* Required work:
Report the count of lines in the records below that hold the word "true", omitting everything but the number.

* Provided entries:

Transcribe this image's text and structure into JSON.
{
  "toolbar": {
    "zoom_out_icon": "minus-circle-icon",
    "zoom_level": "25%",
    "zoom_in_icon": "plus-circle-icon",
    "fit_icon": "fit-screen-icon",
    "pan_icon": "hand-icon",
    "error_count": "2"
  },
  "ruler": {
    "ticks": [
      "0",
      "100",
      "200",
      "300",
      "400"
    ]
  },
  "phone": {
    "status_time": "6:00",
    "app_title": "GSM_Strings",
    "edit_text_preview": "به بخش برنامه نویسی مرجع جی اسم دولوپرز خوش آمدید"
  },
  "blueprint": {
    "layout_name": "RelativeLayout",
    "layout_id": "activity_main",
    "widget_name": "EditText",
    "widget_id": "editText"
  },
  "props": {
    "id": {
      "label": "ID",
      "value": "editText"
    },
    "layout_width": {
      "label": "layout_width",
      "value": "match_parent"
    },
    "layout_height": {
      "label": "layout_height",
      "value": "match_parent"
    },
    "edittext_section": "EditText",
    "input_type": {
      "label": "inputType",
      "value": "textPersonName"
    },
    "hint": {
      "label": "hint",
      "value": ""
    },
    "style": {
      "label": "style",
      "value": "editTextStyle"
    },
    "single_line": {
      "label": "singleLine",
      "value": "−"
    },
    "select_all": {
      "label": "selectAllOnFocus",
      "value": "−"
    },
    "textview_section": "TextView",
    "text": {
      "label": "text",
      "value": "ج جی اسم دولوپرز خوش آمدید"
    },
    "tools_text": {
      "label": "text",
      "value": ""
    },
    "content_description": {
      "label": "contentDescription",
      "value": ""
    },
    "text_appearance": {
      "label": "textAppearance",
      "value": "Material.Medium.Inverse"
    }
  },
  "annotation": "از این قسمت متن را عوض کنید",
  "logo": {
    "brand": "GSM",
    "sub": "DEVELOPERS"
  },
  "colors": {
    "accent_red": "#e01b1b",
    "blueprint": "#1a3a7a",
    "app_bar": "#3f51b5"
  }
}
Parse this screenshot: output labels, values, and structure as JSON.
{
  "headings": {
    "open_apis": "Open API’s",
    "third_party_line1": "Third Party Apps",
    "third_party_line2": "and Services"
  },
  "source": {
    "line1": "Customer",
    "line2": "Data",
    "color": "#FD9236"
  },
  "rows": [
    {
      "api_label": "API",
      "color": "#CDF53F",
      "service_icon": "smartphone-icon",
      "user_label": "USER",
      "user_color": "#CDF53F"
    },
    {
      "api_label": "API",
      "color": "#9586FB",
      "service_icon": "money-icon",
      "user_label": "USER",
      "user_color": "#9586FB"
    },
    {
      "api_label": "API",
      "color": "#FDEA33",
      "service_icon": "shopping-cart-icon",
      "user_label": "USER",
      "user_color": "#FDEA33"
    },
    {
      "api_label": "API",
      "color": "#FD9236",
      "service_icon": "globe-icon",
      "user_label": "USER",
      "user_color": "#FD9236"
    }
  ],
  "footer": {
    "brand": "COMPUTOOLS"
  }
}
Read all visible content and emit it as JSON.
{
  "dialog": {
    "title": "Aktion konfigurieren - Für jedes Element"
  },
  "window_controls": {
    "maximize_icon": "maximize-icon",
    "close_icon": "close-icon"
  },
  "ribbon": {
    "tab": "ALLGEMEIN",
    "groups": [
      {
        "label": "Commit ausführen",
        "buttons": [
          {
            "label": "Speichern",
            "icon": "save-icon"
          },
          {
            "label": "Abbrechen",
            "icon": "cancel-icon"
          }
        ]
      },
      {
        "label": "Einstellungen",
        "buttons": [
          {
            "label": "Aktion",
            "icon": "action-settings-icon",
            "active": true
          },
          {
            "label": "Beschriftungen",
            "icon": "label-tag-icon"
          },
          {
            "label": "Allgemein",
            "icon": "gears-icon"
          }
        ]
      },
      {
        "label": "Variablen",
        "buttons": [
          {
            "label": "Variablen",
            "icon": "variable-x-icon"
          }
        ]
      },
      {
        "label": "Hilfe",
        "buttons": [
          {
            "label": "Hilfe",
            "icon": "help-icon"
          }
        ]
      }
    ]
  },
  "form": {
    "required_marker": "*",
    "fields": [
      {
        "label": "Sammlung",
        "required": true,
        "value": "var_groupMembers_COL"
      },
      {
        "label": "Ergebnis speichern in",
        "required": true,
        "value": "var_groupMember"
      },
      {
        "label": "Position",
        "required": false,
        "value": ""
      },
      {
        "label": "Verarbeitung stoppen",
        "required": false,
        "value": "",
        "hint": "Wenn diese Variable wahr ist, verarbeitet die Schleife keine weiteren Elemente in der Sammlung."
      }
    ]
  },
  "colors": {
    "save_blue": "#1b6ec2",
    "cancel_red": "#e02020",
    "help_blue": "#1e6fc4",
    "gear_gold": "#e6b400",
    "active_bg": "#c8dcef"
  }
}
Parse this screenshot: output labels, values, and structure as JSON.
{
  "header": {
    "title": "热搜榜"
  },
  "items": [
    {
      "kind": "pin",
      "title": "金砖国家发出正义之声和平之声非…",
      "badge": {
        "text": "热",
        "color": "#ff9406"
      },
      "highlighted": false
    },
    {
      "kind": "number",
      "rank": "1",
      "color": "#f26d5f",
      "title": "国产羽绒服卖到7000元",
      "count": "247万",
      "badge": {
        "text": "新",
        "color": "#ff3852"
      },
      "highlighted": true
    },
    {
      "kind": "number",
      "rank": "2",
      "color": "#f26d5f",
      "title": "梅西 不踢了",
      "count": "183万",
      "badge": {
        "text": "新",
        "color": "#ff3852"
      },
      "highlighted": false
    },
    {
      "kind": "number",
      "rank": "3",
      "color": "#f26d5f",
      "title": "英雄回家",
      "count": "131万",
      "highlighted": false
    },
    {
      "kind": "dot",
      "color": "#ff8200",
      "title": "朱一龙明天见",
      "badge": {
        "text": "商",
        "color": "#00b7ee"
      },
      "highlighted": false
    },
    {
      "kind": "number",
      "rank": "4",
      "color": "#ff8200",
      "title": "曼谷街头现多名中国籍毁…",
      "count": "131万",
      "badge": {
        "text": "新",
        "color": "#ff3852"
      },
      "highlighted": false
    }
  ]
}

* Task solution:
4